These bad habits that increase your diabetes risk could also be seen as good habits waiting to happen. Or maybe you have some of these good habits already!
Not Drinking Coffee
First, it’s bad for you, then good, then bad… Well, coffee’s back. A study analysis of the effect of coffee on diabetes risk found that six cups a day decreased the risk of diabetes by up to 35%. In addition to reducing insulin resistance, it might also play a role in improving the way your body uses glucose.
And decaf works as well as regular. In fact, researchers in an in vitro study concluded that decaf may work better.
Not Enough Probiotics
Some people are blessed with great gut buddies. For others of us, the microbiome – the bacteria, etc., in our guts – may not be such great buddies. And probiotics help to rebalance the microbiome. Try fermented foods like yogurt, kefir, and fermented vegetables. Probiotic supplements can help too.
Not Enough Vitamin D
Of course, the sun is the best. But supplements can help. And so can foods rich in vitamin D: wild-caught salmon (much more vitamin D than farmed), canned light tuna (to avoid the mercury), eggs from pastured chickens (again, more vitamin D).
Staying Up Too Late
“Don’t stay up too late.” “Time for bed.” It turns out our mothers were right. And if you thought it would be alright if you could just sleep until noon, sorry Charlie. Even with the equivalent of a night’s sleep, late night habits increase your risk of diabetes. In one study, night owls increased their risk of diabetes and metabolic syndrome by 1.7 times.
These are habits that increase your diabetes risk, but if you flip them, your risk might go down.

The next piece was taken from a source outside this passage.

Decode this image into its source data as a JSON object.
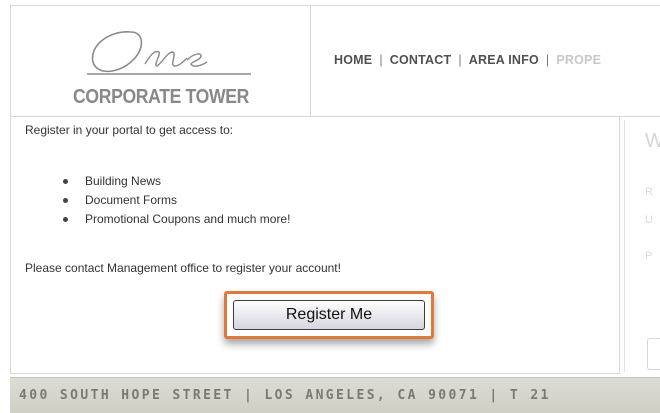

How does this sound: drink your coffee, eat your yogurt, trash the trash, play in the sun, go to bed early.